Under North Carolina law, regulatory agencies can issue rules only to the degree they’ve been authorized to do so by the General Assembly. In a recent case in involving how many hours per day pharmacists can work, the state’s second highest court adopted a narrow interpretation of agency power to reject a proposed rule.
In 1998, the N.C. Board of Pharmacy proposed a limit on the length of pharmacists’ workday. Specific proposed Rule .2506 stated:
“A permit holder shall not require a pharmacist to work longer than 12 continuous hours per work day. A pharmacist working longer than six continuous hours per work day shall be allowed during that time period to take a 30 minute meal break and one additional 15 minute break.”
The state Rules Review Commission, which is charged with ensuring that state agencies follow proper procedure in promulgating regulations, turned down the rule. It found that the Assembly hadn’t granted the pharmacy board the authority to regulate pharmacists’ working conditions. The Board of Pharmacy challenged the Rules Review Commission’s action in the courts, including appealing after a superior court judge ruled for the RRC.
In a decision Nov. 1, a majority of a three-judge N.C. Court of Appeals panel upheld the RRC’s action.
“As the trial court concluded, and upon our review of these statutes, any regulation of pharmacies does not extend to regulating working hours as set out in proposed Rule .2506,” Judge Wanda Bryant wrote for the appeals court.
The pharmacy board argued that it had been granted the power to set maximum working hours through a variety of state laws.

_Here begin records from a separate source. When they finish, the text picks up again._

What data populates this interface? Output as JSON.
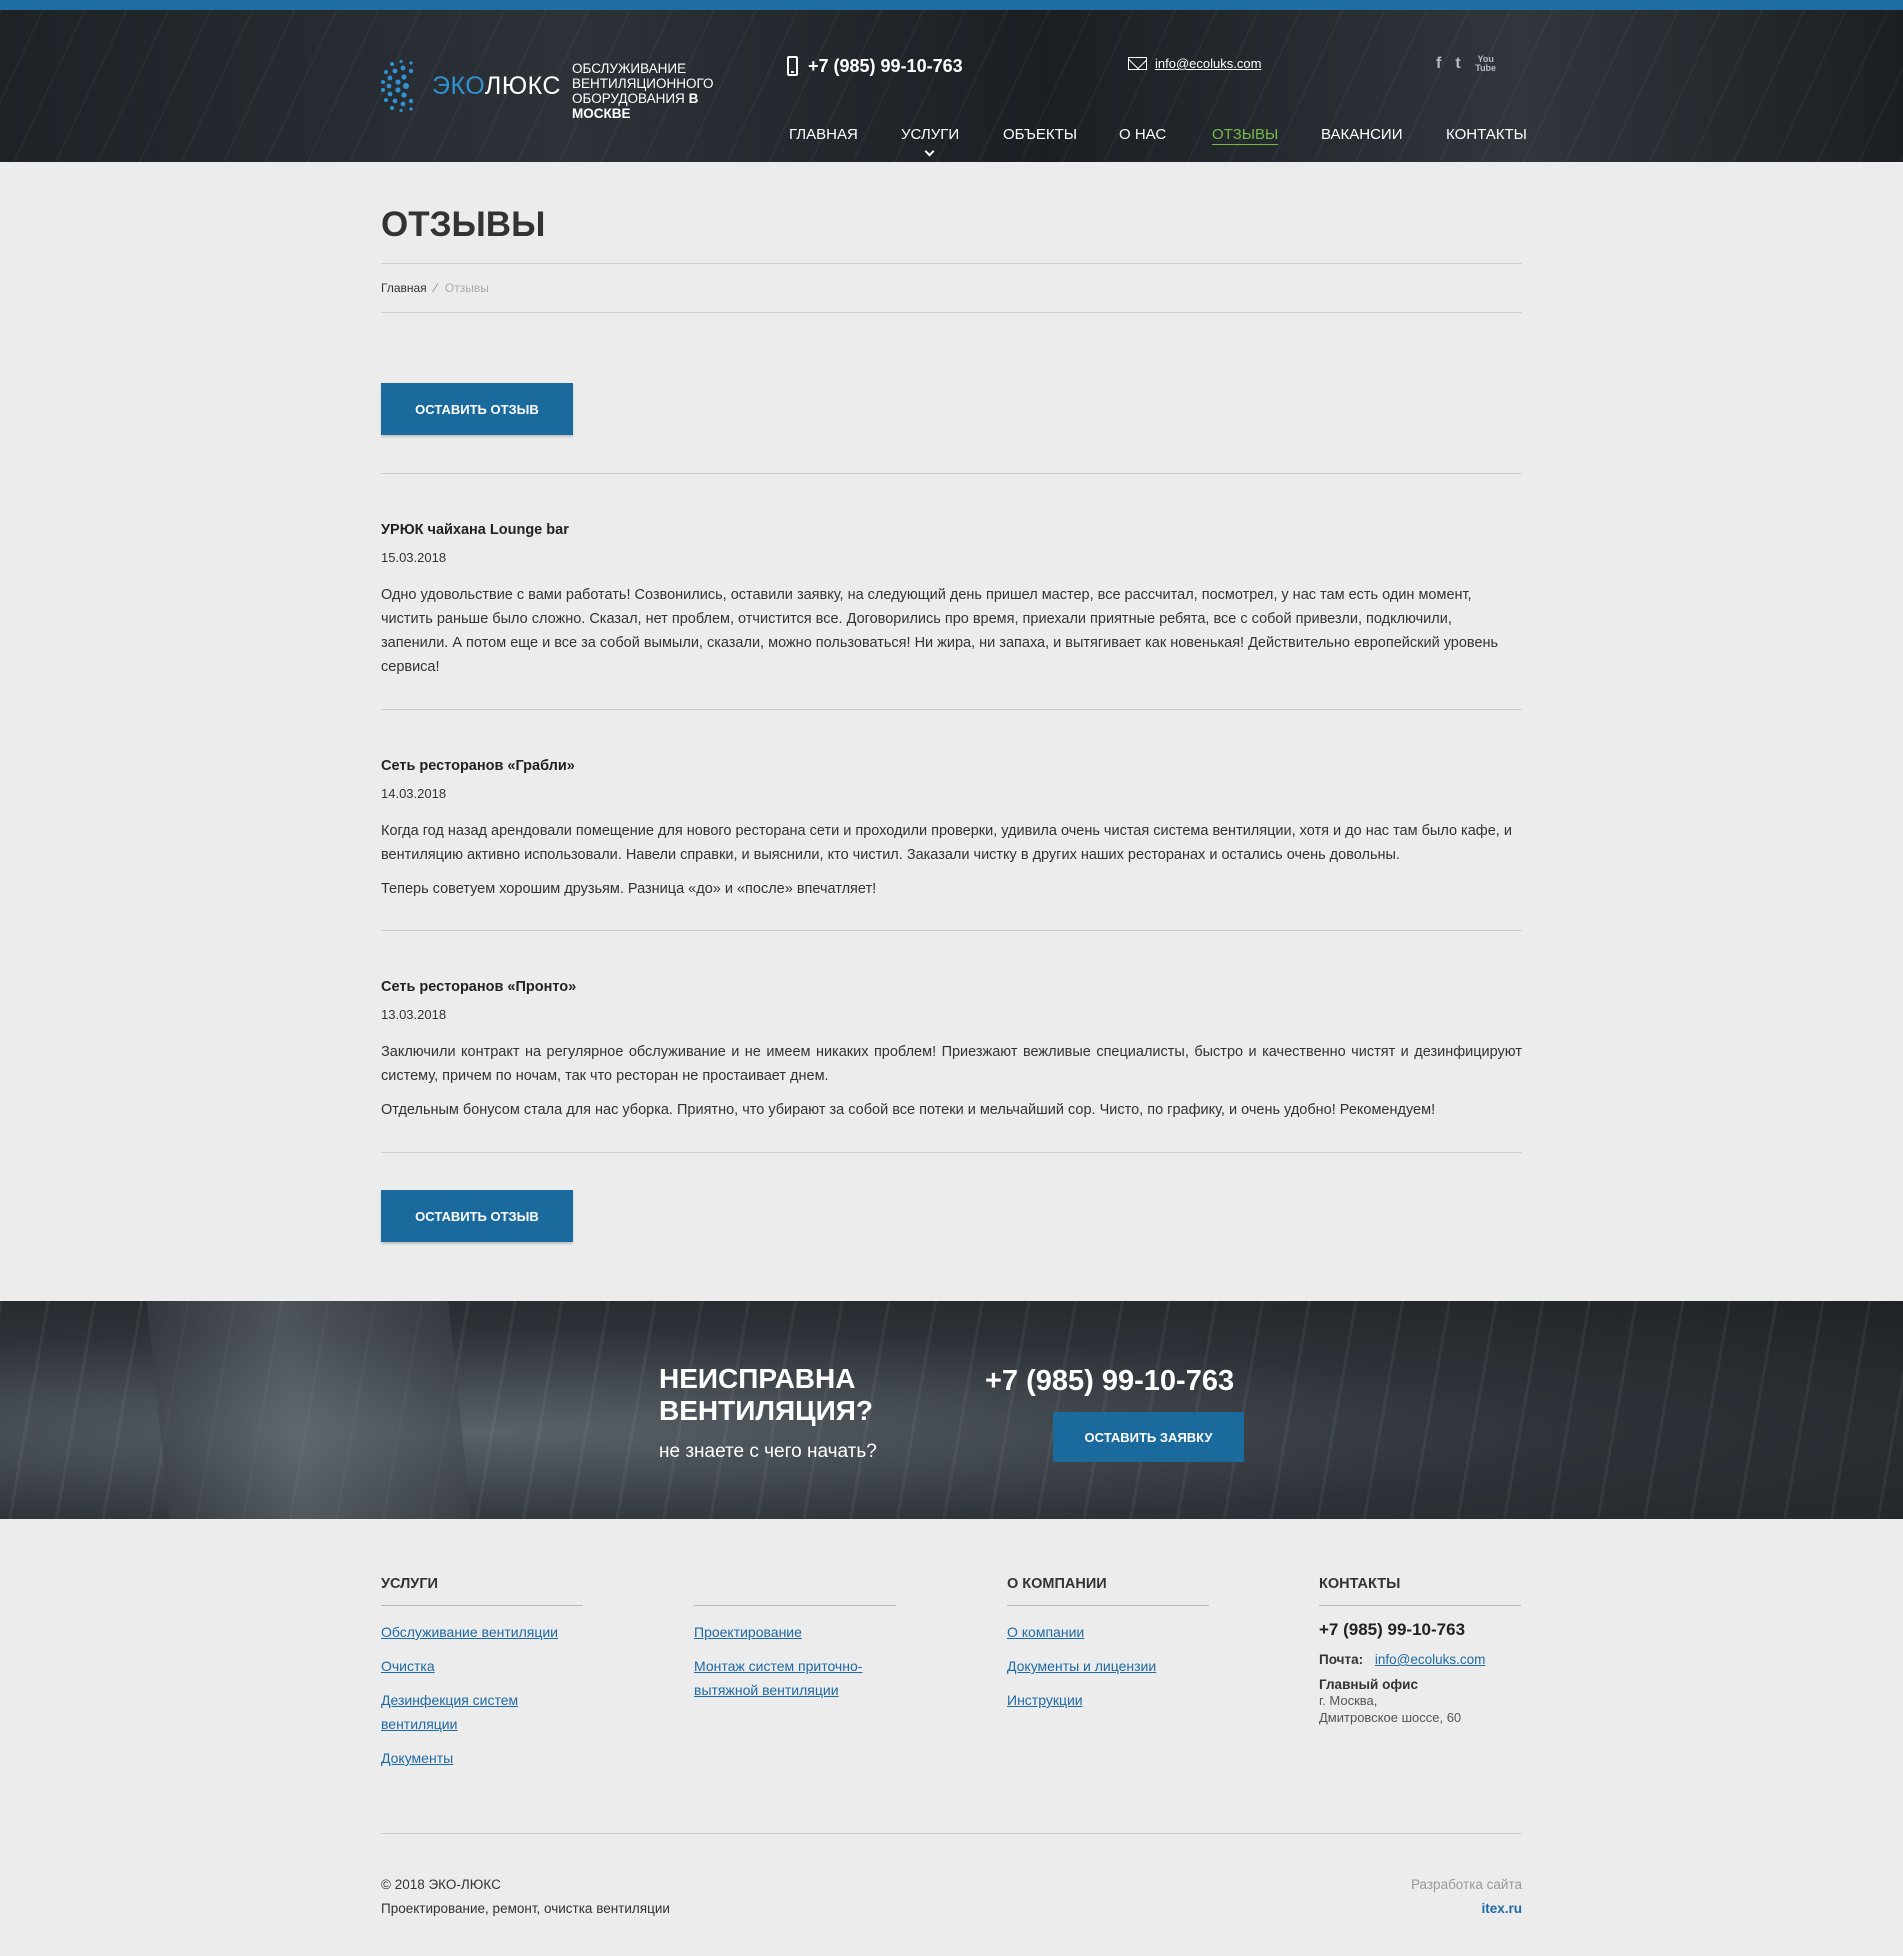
{
  "header": {
    "logo": {
      "part1": "ЭКО",
      "part2": "ЛЮКС"
    },
    "tagline": {
      "line": "ОБСЛУЖИВАНИЕ ВЕНТИЛЯЦИОННОГО ОБОРУДОВАНИЯ",
      "bold": "В МОСКВЕ"
    },
    "phone": "+7 (985) 99-10-763",
    "email": "info@ecoluks.com",
    "social": {
      "facebook": "f",
      "twitter": "t",
      "youtube": "You Tube"
    }
  },
  "nav": {
    "items": [
      {
        "label": "ГЛАВНАЯ"
      },
      {
        "label": "УСЛУГИ"
      },
      {
        "label": "ОБЪЕКТЫ"
      },
      {
        "label": "О НАС"
      },
      {
        "label": "ОТЗЫВЫ"
      },
      {
        "label": "ВАКАНСИИ"
      },
      {
        "label": "КОНТАКТЫ"
      }
    ],
    "active_color": "#79b94a"
  },
  "page": {
    "title": "ОТЗЫВЫ",
    "breadcrumb": {
      "home": "Главная",
      "current": "Отзывы"
    },
    "leave_review_label": "ОСТАВИТЬ ОТЗЫВ"
  },
  "reviews": [
    {
      "name": "УРЮК чайхана Lounge bar",
      "date": "15.03.2018",
      "paragraphs": [
        "Одно удовольствие с вами работать! Созвонились, оставили заявку, на следующий день пришел мастер, все рассчитал, посмотрел, у нас там есть один момент, чистить раньше было сложно. Сказал, нет проблем, отчистится все. Договорились про время, приехали приятные ребята, все с собой привезли, подключили, запенили. А потом еще и все за собой вымыли, сказали, можно пользоваться! Ни жира, ни запаха, и вытягивает как новенькая! Действительно европейский уровень сервиса!"
      ]
    },
    {
      "name": "Сеть ресторанов «Грабли»",
      "date": "14.03.2018",
      "paragraphs": [
        "Когда год назад арендовали помещение для нового ресторана сети и проходили проверки, удивила очень чистая система вентиляции, хотя и до нас там было кафе, и вентиляцию активно использовали. Навели справки, и выяснили, кто чистил. Заказали чистку в других наших ресторанах и остались очень довольны.",
        "Теперь советуем хорошим друзьям. Разница «до» и «после» впечатляет!"
      ]
    },
    {
      "name": "Сеть ресторанов «Пронто»",
      "date": "13.03.2018",
      "paragraphs": [
        "Заключили контракт на регулярное обслуживание и не имеем никаких проблем! Приезжают вежливые специалисты, быстро и качественно чистят и дезинфицируют систему, причем по ночам, так что ресторан не простаивает днем.",
        "Отдельным бонусом стала для нас уборка. Приятно, что убирают за собой все потеки и мельчайший сор. Чисто, по графику, и очень удобно! Рекомендуем!"
      ]
    }
  ],
  "cta": {
    "title": "НЕИСПРАВНА ВЕНТИЛЯЦИЯ?",
    "subtitle": "не знаете с чего начать?",
    "phone": "+7 (985) 99-10-763",
    "button_label": "ОСТАВИТЬ ЗАЯВКУ"
  },
  "footer": {
    "services": {
      "title": "УСЛУГИ",
      "links": [
        "Обслуживание вентиляции",
        "Очистка",
        "Дезинфекция систем вентиляции",
        "Документы"
      ]
    },
    "services2": {
      "links": [
        "Проектирование",
        "Монтаж систем приточно-вытяжной вентиляции"
      ]
    },
    "company": {
      "title": "О КОМПАНИИ",
      "links": [
        "О компании",
        "Документы и лицензии",
        "Инструкции"
      ]
    },
    "contacts": {
      "title": "КОНТАКТЫ",
      "phone": "+7 (985) 99-10-763",
      "mail_label": "Почта:",
      "email": "info@ecoluks.com",
      "office_label": "Главный офис",
      "address_line1": "г. Москва,",
      "address_line2": "Дмитровское шоссе, 60"
    },
    "copyright": "© 2018 ЭКО-ЛЮКС",
    "copyright_sub": "Проектирование, ремонт, очистка вентиляции",
    "dev_label": "Разработка сайта",
    "dev_link": "itex.ru"
  },
  "colors": {
    "accent": "#1a6a9d",
    "topbar": "#1f6ea3",
    "link": "#1e6aa4",
    "background": "#ececec"
  }
}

These included N.C.G.S. § 90-85.32(a), authorizing it to “adopt rules governing the filling, refilling and transfer of prescription orders” so as to “assure the safe and secure distribution of drugs.”
“However, setting limits on the number of hours a pharmacist can work and requiring breaks for meals and otherwise, clearly does not concern the filling, refilling and transfer of prescriptions,” Bryant wrote.
“The North Carolina Department of Labor is the only entity with authority to regulate working hours of pharmacists in pharmacies, and such regulation is solely through the Wage and Hour Act,” she wrote.
Judge Sanford Steelman dissented from the majority holding, finding that the board had authority to limit the hours pharmacists worked.
“The majority asserts that there is no relationship between the continuous hours worked by a pharmacist and their ability to accurately perform their work. Clearly this is not correct. The consequences of an improperly filled prescription can be deadly to a customer. This was recognized by the North Carolina Board of Pharmacy when it enacted 21 NCAC 46.1811 effective 1 July 1996, which reads as follows:
‘Pharmacists shall not dispense and permit holders shall not allow a pharmacist to dispense prescription drugs at such a rate per hour or per day as to pose a danger to the public health or safety.’
“The proposed rule is simply a refinement of the existing rule, setting forth specific guidelines for the consecutive hours to be worked by a pharmacist.”
Because of Steelman’s dissent, the N.C. Supreme Court will probably have the final say in the matter. State requires the high court to hear cases with a dissent in the Court of Appeals if the losing part further appeals.
The case is N.C. Bd. of Pharm. v. Rules Review Comm’n, (04-929).
Michael Lowrey is associate editor of Carolina Journal.